## Entries provided
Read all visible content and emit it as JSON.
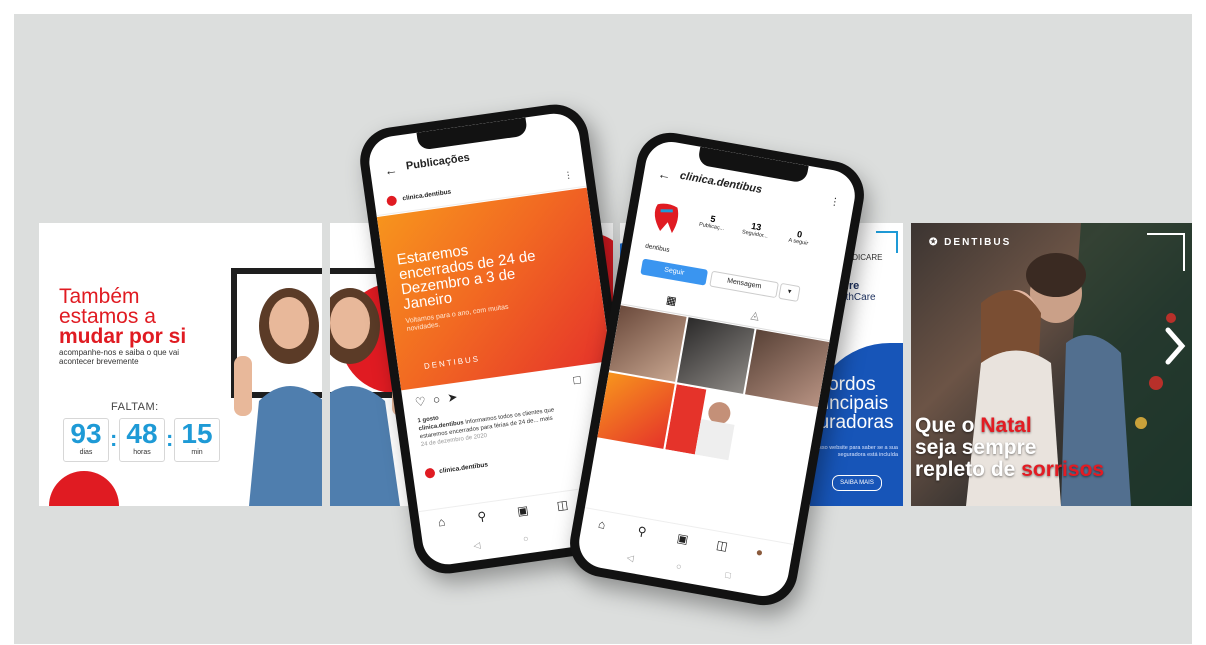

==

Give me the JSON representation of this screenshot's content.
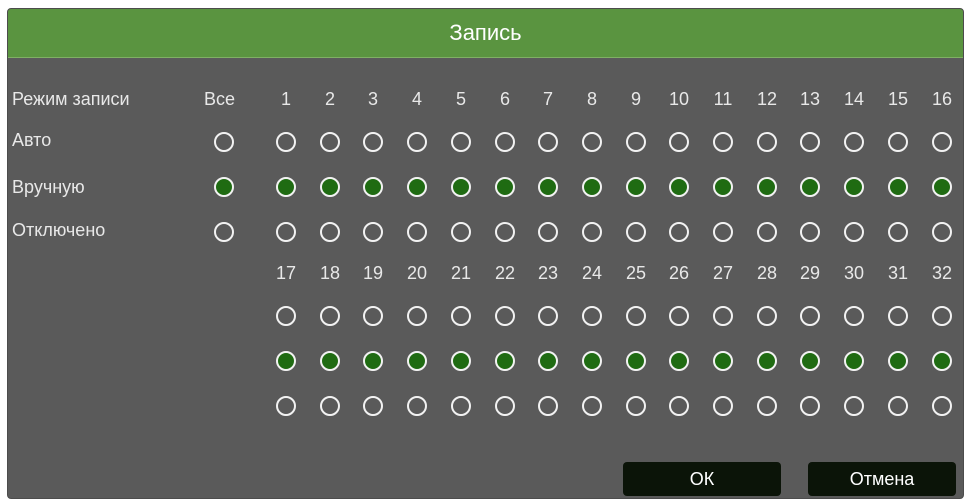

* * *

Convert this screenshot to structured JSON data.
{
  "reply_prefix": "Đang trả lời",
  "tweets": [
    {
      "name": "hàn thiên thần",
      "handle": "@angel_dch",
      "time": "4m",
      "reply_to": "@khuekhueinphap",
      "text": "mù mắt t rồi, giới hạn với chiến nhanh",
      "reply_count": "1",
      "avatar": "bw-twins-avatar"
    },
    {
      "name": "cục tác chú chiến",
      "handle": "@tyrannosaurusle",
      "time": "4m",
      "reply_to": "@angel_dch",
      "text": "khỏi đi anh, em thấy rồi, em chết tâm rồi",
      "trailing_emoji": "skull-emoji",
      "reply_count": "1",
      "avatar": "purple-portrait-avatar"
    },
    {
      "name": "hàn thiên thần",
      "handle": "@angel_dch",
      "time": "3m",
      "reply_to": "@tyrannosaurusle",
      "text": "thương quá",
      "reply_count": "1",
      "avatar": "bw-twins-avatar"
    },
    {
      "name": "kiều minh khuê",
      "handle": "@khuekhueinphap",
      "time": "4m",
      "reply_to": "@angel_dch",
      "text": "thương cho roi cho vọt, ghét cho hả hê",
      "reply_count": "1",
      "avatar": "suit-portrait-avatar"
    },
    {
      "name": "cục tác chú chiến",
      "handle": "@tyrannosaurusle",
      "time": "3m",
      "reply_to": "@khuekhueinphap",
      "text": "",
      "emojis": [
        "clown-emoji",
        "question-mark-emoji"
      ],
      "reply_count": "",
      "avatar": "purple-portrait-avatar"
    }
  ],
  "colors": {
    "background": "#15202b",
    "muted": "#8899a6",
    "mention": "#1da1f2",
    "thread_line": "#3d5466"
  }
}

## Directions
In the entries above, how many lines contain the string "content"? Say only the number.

## Response
2